You should also get into the habit of checking your accounts daily at the end of the day and notifying your bank immediately of any questionable withdrawals. Money is laundered quickly; the sooner you catch the mistakes, the better your chances are of recovering the funds.
- Make Sure Your Accountant Has Proper Security Controls
If you have someone doing your payroll and/or accounting, make sure they are following the same strict security procedures of your own computer network. Sign Designs was hacked by accessing the controller’s PC and using his credentials to make the transfers.

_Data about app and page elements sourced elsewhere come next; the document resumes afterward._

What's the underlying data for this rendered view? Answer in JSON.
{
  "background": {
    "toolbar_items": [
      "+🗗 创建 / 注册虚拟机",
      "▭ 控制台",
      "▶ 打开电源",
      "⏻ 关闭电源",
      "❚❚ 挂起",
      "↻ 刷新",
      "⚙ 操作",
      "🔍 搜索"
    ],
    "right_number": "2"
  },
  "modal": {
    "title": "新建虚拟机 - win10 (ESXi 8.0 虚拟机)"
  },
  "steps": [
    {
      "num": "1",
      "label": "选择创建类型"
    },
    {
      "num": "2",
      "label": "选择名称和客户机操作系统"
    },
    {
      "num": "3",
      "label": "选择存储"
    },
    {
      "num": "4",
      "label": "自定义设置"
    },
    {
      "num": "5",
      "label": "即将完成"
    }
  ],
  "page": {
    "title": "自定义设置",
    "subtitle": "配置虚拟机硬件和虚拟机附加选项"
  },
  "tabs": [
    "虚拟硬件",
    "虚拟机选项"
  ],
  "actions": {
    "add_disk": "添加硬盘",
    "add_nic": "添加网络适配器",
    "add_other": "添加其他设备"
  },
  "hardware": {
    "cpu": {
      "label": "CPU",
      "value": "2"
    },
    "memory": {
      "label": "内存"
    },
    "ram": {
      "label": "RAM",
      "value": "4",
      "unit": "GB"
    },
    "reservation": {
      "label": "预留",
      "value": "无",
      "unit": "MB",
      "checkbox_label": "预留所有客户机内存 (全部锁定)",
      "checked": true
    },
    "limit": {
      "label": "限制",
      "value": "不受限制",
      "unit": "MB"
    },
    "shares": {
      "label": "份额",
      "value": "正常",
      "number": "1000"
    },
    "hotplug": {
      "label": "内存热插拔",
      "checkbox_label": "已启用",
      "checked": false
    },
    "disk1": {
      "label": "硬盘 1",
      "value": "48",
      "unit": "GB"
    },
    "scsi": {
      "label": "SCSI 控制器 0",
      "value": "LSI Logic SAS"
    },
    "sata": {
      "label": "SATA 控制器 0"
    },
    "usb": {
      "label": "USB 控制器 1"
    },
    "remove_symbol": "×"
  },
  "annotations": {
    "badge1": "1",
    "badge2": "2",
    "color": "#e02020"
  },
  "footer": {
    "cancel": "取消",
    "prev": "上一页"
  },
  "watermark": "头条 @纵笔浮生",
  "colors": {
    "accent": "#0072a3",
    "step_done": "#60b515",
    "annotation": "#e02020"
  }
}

Therefore, it’s essential that any and every employee, vendor or person accessing your financial accounts is following even tighter security controls on their PCs or other devices used to log into your bank, credit card account, etc.
If you’re not certain your computer network is secure from these attacks, call us for a FREE Network Security Audit and find out for sure if you’re protected…or not: 917-685-7731 or e-mail: firstname.lastname@example.org
Here are a few simple things you can do to prevent your server and network equipment from overheating and crashing:
- Tidy up the server room; a neater room will increase air flow.
- If you have more than one server, arrange them in a row so that the cold air comes from the front and is expelled out the back.
- Keep the doors to the server room closed and seal off the space.
- Make sure cold air reaches all the equipment.
- Have a redundant A/C that is specifically designed for computers.
- Buy a rack enclosure where the cooling is built in to the bottom of the rack.
- Keep the temperature at no more than 77 degrees.
- Use blanking panels over any empty spaces on your server rack.
- Consider virtualization so you are generating a lower amount of heat in the first place.
You hear it all the time from us—back up your data, keep your virus protection current and install and maintain a firewall to protect yourself from hackers and other online threats. However, while these precautions will certainly help you avoid problems, they CAN’T do anything if you don’t have a good backup and disaster recovery plan in place.
Are You A Sitting Duck?
We all know that an ounce of prevention is worth a pound of cure; yet, disaster recovery planning often takes a distant second to the daily deadlines and pressures of running a business. That means that most businesses, including your own, may end up offline and without important data after a simple lightning storm.
Don’t think that could ever happen to you? Consider this: “data-erasing disasters” can also take the form of office fires and broken water pipes, not just earthquakes, floods and tornadoes. If a fire started in your building, the parts that weren’t burned beyond recovery would probably be destroyed by the firemen’s efforts. But even more common is software corruption, hardware failures and human error!
7 Disaster Recovery Questions You Need To Answer
A disaster recovery plan doesn’t have to be complicated, time-consuming or expensive. Start by asking yourself the following questions…
- Do you back up your company’s data daily to both an onsite and offsite location?
- Are you absolutely certain that your backup copy is valid, complete and not corrupt? How do you know for sure?
- If disaster strikes, HOW would you get your data back, and how long would it take? In many cases it takes days and often weeks; what would you do during that period of time?
- Do you have copies of all the software licenses and discs in a safe location that could be accessed in the event of having to rebuild your server?
- Would you and your employees have a way to access your network remotely if you couldn’t get to the office?
- Do you store important passwords in a secure place that company officers can access if you are unavailable?
- Do you have a UPS (uninterruptible power supply) device in place to keep your network and other critical data operations running during a power outage?
Call 917-685-7731 to schedule your Disaster Recovery Assessment so we can be sure you are ready BEFORE a disaster ever strikes.